Start of EXTRACTED DATA
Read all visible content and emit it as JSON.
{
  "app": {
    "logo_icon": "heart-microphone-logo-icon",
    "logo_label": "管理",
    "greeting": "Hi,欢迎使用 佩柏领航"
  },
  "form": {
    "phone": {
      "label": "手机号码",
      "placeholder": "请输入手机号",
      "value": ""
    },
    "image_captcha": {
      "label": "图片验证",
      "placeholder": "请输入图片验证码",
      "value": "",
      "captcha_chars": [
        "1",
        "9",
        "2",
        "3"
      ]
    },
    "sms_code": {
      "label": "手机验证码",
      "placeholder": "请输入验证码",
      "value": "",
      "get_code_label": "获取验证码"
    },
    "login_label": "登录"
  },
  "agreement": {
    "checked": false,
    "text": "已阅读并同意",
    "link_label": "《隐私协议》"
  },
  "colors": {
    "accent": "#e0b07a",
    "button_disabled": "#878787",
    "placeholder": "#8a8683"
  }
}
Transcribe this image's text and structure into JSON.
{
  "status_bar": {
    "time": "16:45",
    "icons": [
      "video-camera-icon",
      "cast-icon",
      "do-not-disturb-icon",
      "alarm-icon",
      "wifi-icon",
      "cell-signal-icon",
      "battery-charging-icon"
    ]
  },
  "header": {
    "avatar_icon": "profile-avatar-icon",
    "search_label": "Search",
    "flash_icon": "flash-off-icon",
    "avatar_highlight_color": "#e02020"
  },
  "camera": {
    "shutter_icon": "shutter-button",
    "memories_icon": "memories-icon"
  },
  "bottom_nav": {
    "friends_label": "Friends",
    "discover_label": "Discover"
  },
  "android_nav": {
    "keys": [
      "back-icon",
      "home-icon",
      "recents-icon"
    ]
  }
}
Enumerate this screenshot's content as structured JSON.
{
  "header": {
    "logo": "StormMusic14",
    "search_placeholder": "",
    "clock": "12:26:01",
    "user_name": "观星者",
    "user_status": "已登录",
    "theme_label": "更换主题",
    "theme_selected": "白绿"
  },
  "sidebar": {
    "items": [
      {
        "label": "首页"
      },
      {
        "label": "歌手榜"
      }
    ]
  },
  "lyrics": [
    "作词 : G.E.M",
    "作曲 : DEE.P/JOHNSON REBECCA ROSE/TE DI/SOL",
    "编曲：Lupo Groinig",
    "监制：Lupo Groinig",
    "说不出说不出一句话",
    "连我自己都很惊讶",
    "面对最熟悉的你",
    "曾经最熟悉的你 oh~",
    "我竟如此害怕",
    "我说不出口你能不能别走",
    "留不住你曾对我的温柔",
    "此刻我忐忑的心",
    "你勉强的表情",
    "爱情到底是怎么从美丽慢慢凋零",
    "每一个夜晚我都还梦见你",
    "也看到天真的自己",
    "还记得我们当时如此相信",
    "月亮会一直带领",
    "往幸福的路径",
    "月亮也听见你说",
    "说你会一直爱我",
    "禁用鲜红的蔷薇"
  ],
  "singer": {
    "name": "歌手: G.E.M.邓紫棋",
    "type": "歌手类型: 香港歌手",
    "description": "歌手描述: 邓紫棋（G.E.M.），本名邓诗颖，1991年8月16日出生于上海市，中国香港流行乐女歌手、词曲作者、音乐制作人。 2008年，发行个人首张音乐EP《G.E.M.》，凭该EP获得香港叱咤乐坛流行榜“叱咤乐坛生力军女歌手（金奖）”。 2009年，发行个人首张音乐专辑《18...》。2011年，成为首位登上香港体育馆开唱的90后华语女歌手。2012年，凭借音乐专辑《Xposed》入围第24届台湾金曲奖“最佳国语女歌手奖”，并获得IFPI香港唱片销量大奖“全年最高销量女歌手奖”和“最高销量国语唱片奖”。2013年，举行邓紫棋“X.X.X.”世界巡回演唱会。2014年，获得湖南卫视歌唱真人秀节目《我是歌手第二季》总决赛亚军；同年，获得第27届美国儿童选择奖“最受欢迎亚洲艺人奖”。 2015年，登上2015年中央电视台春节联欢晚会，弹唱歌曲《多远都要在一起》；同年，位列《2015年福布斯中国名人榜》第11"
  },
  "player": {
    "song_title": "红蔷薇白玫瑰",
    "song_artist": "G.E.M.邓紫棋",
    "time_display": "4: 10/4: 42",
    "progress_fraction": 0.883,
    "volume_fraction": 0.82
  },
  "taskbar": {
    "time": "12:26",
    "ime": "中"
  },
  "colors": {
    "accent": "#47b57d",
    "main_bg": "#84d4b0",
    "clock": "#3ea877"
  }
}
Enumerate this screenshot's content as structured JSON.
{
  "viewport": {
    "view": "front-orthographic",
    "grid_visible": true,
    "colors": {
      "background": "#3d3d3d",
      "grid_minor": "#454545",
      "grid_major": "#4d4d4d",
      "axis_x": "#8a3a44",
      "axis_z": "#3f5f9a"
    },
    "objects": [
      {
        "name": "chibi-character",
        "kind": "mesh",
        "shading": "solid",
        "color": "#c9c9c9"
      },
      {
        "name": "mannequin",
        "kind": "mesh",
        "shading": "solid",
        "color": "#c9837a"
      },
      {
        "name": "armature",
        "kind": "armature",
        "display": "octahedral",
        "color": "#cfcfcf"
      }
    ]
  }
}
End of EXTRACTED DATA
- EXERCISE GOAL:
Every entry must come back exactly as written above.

- WRITTEN SOLUTION:
Read all visible content and emit it as JSON.
{
  "app": {
    "logo_icon": "heart-microphone-logo-icon",
    "logo_label": "管理",
    "greeting": "Hi,欢迎使用 佩柏领航"
  },
  "form": {
    "phone": {
      "label": "手机号码",
      "placeholder": "请输入手机号",
      "value": ""
    },
    "image_captcha": {
      "label": "图片验证",
      "placeholder": "请输入图片验证码",
      "value": "",
      "captcha_chars": [
        "1",
        "9",
        "2",
        "3"
      ]
    },
    "sms_code": {
      "label": "手机验证码",
      "placeholder": "请输入验证码",
      "value": "",
      "get_code_label": "获取验证码"
    },
    "login_label": "登录"
  },
  "agreement": {
    "checked": false,
    "text": "已阅读并同意",
    "link_label": "《隐私协议》"
  },
  "colors": {
    "accent": "#e0b07a",
    "button_disabled": "#878787",
    "placeholder": "#8a8683"
  }
}
Transcribe this image's text and structure into JSON.
{
  "status_bar": {
    "time": "16:45",
    "icons": [
      "video-camera-icon",
      "cast-icon",
      "do-not-disturb-icon",
      "alarm-icon",
      "wifi-icon",
      "cell-signal-icon",
      "battery-charging-icon"
    ]
  },
  "header": {
    "avatar_icon": "profile-avatar-icon",
    "search_label": "Search",
    "flash_icon": "flash-off-icon",
    "avatar_highlight_color": "#e02020"
  },
  "camera": {
    "shutter_icon": "shutter-button",
    "memories_icon": "memories-icon"
  },
  "bottom_nav": {
    "friends_label": "Friends",
    "discover_label": "Discover"
  },
  "android_nav": {
    "keys": [
      "back-icon",
      "home-icon",
      "recents-icon"
    ]
  }
}
Enumerate this screenshot's content as structured JSON.
{
  "header": {
    "logo": "StormMusic14",
    "search_placeholder": "",
    "clock": "12:26:01",
    "user_name": "观星者",
    "user_status": "已登录",
    "theme_label": "更换主题",
    "theme_selected": "白绿"
  },
  "sidebar": {
    "items": [
      {
        "label": "首页"
      },
      {
        "label": "歌手榜"
      }
    ]
  },
  "lyrics": [
    "作词 : G.E.M",
    "作曲 : DEE.P/JOHNSON REBECCA ROSE/TE DI/SOL",
    "编曲：Lupo Groinig",
    "监制：Lupo Groinig",
    "说不出说不出一句话",
    "连我自己都很惊讶",
    "面对最熟悉的你",
    "曾经最熟悉的你 oh~",
    "我竟如此害怕",
    "我说不出口你能不能别走",
    "留不住你曾对我的温柔",
    "此刻我忐忑的心",
    "你勉强的表情",
    "爱情到底是怎么从美丽慢慢凋零",
    "每一个夜晚我都还梦见你",
    "也看到天真的自己",
    "还记得我们当时如此相信",
    "月亮会一直带领",
    "往幸福的路径",
    "月亮也听见你说",
    "说你会一直爱我",
    "禁用鲜红的蔷薇"
  ],
  "singer": {
    "name": "歌手: G.E.M.邓紫棋",
    "type": "歌手类型: 香港歌手",
    "description": "歌手描述: 邓紫棋（G.E.M.），本名邓诗颖，1991年8月16日出生于上海市，中国香港流行乐女歌手、词曲作者、音乐制作人。 2008年，发行个人首张音乐EP《G.E.M.》，凭该EP获得香港叱咤乐坛流行榜“叱咤乐坛生力军女歌手（金奖）”。 2009年，发行个人首张音乐专辑《18...》。2011年，成为首位登上香港体育馆开唱的90后华语女歌手。2012年，凭借音乐专辑《Xposed》入围第24届台湾金曲奖“最佳国语女歌手奖”，并获得IFPI香港唱片销量大奖“全年最高销量女歌手奖”和“最高销量国语唱片奖”。2013年，举行邓紫棋“X.X.X.”世界巡回演唱会。2014年，获得湖南卫视歌唱真人秀节目《我是歌手第二季》总决赛亚军；同年，获得第27届美国儿童选择奖“最受欢迎亚洲艺人奖”。 2015年，登上2015年中央电视台春节联欢晚会，弹唱歌曲《多远都要在一起》；同年，位列《2015年福布斯中国名人榜》第11"
  },
  "player": {
    "song_title": "红蔷薇白玫瑰",
    "song_artist": "G.E.M.邓紫棋",
    "time_display": "4: 10/4: 42",
    "progress_fraction": 0.883,
    "volume_fraction": 0.82
  },
  "taskbar": {
    "time": "12:26",
    "ime": "中"
  },
  "colors": {
    "accent": "#47b57d",
    "main_bg": "#84d4b0",
    "clock": "#3ea877"
  }
}
Enumerate this screenshot's content as structured JSON.
{
  "viewport": {
    "view": "front-orthographic",
    "grid_visible": true,
    "colors": {
      "background": "#3d3d3d",
      "grid_minor": "#454545",
      "grid_major": "#4d4d4d",
      "axis_x": "#8a3a44",
      "axis_z": "#3f5f9a"
    },
    "objects": [
      {
        "name": "chibi-character",
        "kind": "mesh",
        "shading": "solid",
        "color": "#c9c9c9"
      },
      {
        "name": "mannequin",
        "kind": "mesh",
        "shading": "solid",
        "color": "#c9837a"
      },
      {
        "name": "armature",
        "kind": "armature",
        "display": "octahedral",
        "color": "#cfcfcf"
      }
    ]
  }
}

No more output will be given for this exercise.